Troubled by MLA’s stance on park
Growing up in the South Okanagan, wandering its hills and valleys, a steady degradation of the natural environment from myriad human activity was readily apparent. For that reason, among others, the South Okanagan Similkameen national park proposal gathered much attention. The response to the proposal by the local MLA is puzzling and most disconcerting.
Be especially alert to the use of the strategy of hiding in silence used by elected officials. John Slater, MLA Boundary Similkameen, seems to be hiding in silence regarding questions of serious import with respect to the South Okanagan national park proposal. Such questions were asked of Mr. Slater in response to his comments in the Penticton Western News. When asked, it was noted that a silent response on his part would be taken as tacit agreement with the import of those questions.
Questions of serious import require address in a way that is rigorous and deeply considered. This is in marked contrast to the short-sighted minimalist thinking about trivial issues, vacuous responses and double-speak invoked for the purpose of placation.

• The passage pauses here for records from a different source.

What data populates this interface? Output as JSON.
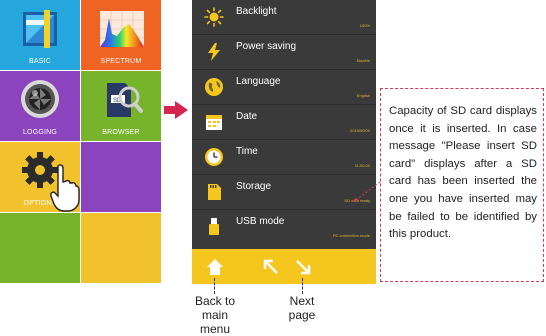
{
  "menu_tiles": [
    {
      "label": "BASIC"
    },
    {
      "label": "SPECTRUM"
    },
    {
      "label": "LOGGING"
    },
    {
      "label": "BROWSER"
    },
    {
      "label": "OPTIONS"
    }
  ],
  "settings": [
    {
      "name": "Backlight",
      "value": "100%",
      "icon": "sun-icon"
    },
    {
      "name": "Power saving",
      "value": "Disable",
      "icon": "lightning-icon"
    },
    {
      "name": "Language",
      "value": "English",
      "icon": "globe-icon"
    },
    {
      "name": "Date",
      "value": "2019/00/00",
      "icon": "calendar-icon"
    },
    {
      "name": "Time",
      "value": "11:00:00",
      "icon": "clock-icon"
    },
    {
      "name": "Storage",
      "value": "SD card ready",
      "icon": "sd-card-icon"
    },
    {
      "name": "USB mode",
      "value": "PC connection mode",
      "icon": "usb-icon"
    }
  ],
  "bottom_bar": {
    "home_icon": "home-icon",
    "prev_icon": "page-up-icon",
    "next_icon": "page-down-icon"
  },
  "captions": {
    "home": "Back to main menu",
    "next": "Next page"
  },
  "callout": {
    "text": "Capacity of SD card displays once it is inserted. In case message \"Please insert SD card\" displays after a SD card has been inserted the one you have inserted may be failed to be identified by this product."
  },
  "colors": {
    "blue": "#25a7de",
    "orange": "#ef6423",
    "purple": "#8b44bd",
    "green": "#77b42c",
    "yellow": "#f1c22c",
    "screen": "#3a3a3a",
    "accent_red": "#d23a55"
  }
}
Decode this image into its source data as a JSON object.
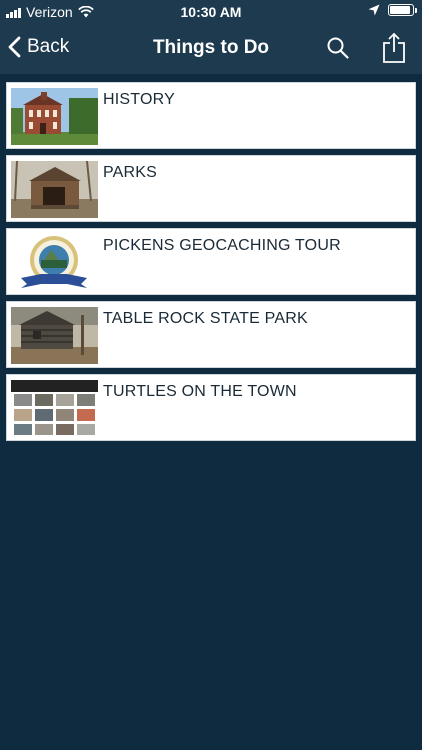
{
  "status": {
    "carrier": "Verizon",
    "time": "10:30 AM",
    "battery_level": 0.9
  },
  "nav": {
    "back_label": "Back",
    "title": "Things to Do",
    "icons": [
      "chevron-left-icon",
      "search-icon",
      "share-icon"
    ]
  },
  "items": [
    {
      "label": "HISTORY",
      "thumb": "historic-building-photo"
    },
    {
      "label": "PARKS",
      "thumb": "covered-bridge-photo"
    },
    {
      "label": "PICKENS GEOCACHING TOUR",
      "thumb": "geocaching-tour-seal"
    },
    {
      "label": "TABLE ROCK STATE PARK",
      "thumb": "log-cabin-photo"
    },
    {
      "label": "TURTLES ON THE TOWN",
      "thumb": "turtles-collage"
    }
  ],
  "colors": {
    "background": "#0f2b40",
    "bar": "#1d3a4f",
    "item_bg": "#ffffff",
    "item_text": "#1a2a36"
  }
}
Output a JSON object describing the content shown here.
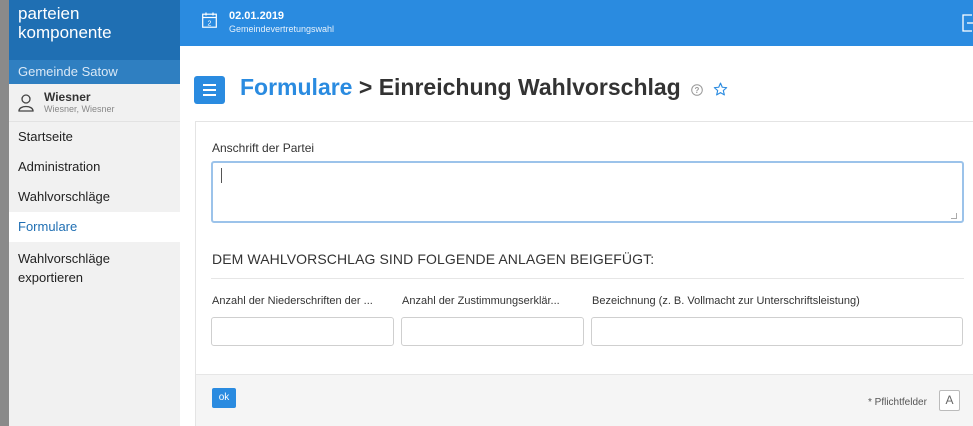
{
  "sidebar": {
    "brand_line1": "parteien",
    "brand_line2": "komponente",
    "org": "Gemeinde Satow",
    "user_name": "Wiesner",
    "user_sub": "Wiesner, Wiesner",
    "items": [
      {
        "label": "Startseite"
      },
      {
        "label": "Administration"
      },
      {
        "label": "Wahlvorschläge"
      },
      {
        "label": "Formulare"
      },
      {
        "label": "Wahlvorschläge exportieren"
      }
    ]
  },
  "topbar": {
    "date": "02.01.2019",
    "subtitle": "Gemeindevertretungswahl",
    "calendar_day": "2"
  },
  "header": {
    "crumb": "Formulare",
    "separator": " > ",
    "title": "Einreichung Wahlvorschlag"
  },
  "form": {
    "address_label": "Anschrift der Partei",
    "address_value": "",
    "section_heading": "DEM WAHLVORSCHLAG SIND FOLGENDE ANLAGEN BEIGEFÜGT:",
    "columns": [
      {
        "label": "Anzahl der Niederschriften der ...",
        "value": ""
      },
      {
        "label": "Anzahl der Zustimmungserklär...",
        "value": ""
      },
      {
        "label": "Bezeichnung (z. B. Vollmacht zur Unterschriftsleistung)",
        "value": ""
      }
    ]
  },
  "footer": {
    "ok_label": "ok",
    "required_note": "* Pflichtfelder",
    "font_toggle": "A"
  },
  "colors": {
    "brand": "#1f6fb3",
    "topbar": "#2a8be0",
    "accent": "#2a8be0",
    "focus_border": "#9cc3ea"
  }
}
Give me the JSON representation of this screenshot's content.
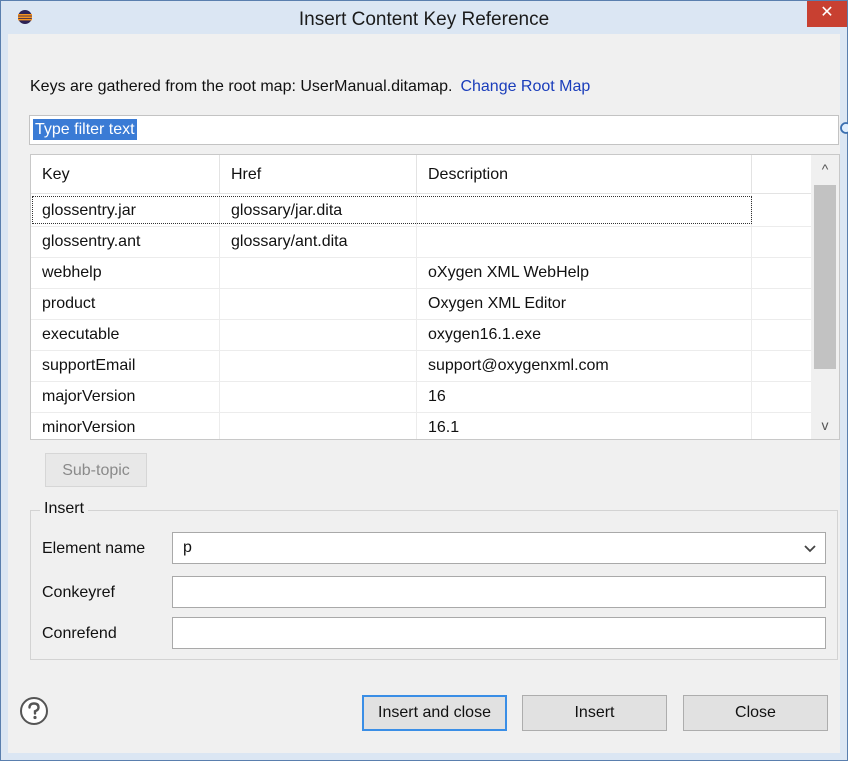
{
  "window": {
    "title": "Insert Content Key Reference",
    "close_glyph": "✕",
    "icon": "eclipse-app-icon"
  },
  "info": {
    "text": "Keys are gathered from the root map: UserManual.ditamap.",
    "link": "Change Root Map"
  },
  "filter": {
    "value": "Type filter text",
    "icon": "search-icon"
  },
  "table": {
    "columns": [
      "Key",
      "Href",
      "Description"
    ],
    "rows": [
      {
        "key": "glossentry.jar",
        "href": "glossary/jar.dita",
        "description": ""
      },
      {
        "key": "glossentry.ant",
        "href": "glossary/ant.dita",
        "description": ""
      },
      {
        "key": "webhelp",
        "href": "",
        "description": "oXygen XML WebHelp"
      },
      {
        "key": "product",
        "href": "",
        "description": "Oxygen XML Editor"
      },
      {
        "key": "executable",
        "href": "",
        "description": "oxygen16.1.exe"
      },
      {
        "key": "supportEmail",
        "href": "",
        "description": "support@oxygenxml.com"
      },
      {
        "key": "majorVersion",
        "href": "",
        "description": "16"
      },
      {
        "key": "minorVersion",
        "href": "",
        "description": "16.1"
      }
    ],
    "scroll_up": "^",
    "scroll_down": "v"
  },
  "subtopic_button": "Sub-topic",
  "insert_group": {
    "label": "Insert",
    "element_name_label": "Element name",
    "element_name_value": "p",
    "conkeyref_label": "Conkeyref",
    "conkeyref_value": "",
    "conrefend_label": "Conrefend",
    "conrefend_value": ""
  },
  "buttons": {
    "insert_and_close": "Insert and close",
    "insert": "Insert",
    "close": "Close"
  },
  "colors": {
    "accent": "#3a7bd5",
    "link": "#1a3dbb",
    "close_button": "#c84031"
  }
}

In Mr. Slater’s letter, a trivial issue, for example, would include the inference to squabbles over what interest group gets what portion of the (land) pie to indulge their self-interest? Disturbingly, Mr. Slater seems willing to countenance the self-interest of such groups as those with commercial intents which will far and away disrupt and change the ‘unique’ grasslands environment.
In Mr. Slater’s letter, a vacuous response and double-speak would include the rhetorical platitudes used for placation. Mr. Slater employs, for example, a platitudinal flourish by appealing to the remarkable uniqueness of the grassland ecosystem, then stating his government’s withdrawal from the national park initiative, and, further, making a non-substantive comment about continuing to explore its preservation (i.e. exploring but no commitment to informing the public nor acting upon options). The use of rhetorical platitudes act as pushback language toward the farsighted who foresee the serious need of significant grassland preservation, preservation which must supersede the narcissistic behaviour self-interest groups who would, by their presence, harm and unbalance subtle complex ecological processes.
Serious questions asked of Mr. Slater to which there was no response (retreat into silence), and therefore tacit accepted as being of import. It is interesting that, when asked, Mr. Slater did not disagree that these questions of import were within his sphere of attention. So noted his silence might suggest an inability to substantively engage them. Very worrisome, even inexcusable given his participation on the Environment and Land Use Committee. Equally concerning, he was not able it seems to formulate any questions which he felt were of equal or greater import.
How (else) are we to ‘read’ the silence?
It is deeply troubling that Mr. Slater seems quagmired in issues of trivia or given to employing vacuous platitudes and double-speak regarding the South Okanagan Similkameen park (proposal). Our children’s children will cry because of the impotence of the collective will to imagine a future beyond immediate human self-interest. And Mr. Slater is implicated.
Mr. Slater’s political pandering in the article, while attempting to appease all constituents, is essentially an endorsement of the status quo which, arguably, is tantamount to knowingly taking out an unrepayable mortgage on the environment that will lead to the probable foreclosure on the well-being of future generations.
One experiences a sense of profound humility with the realization that the environment will cast the veto vote in its own time and on its own terms.
Dr. D. C. Worthing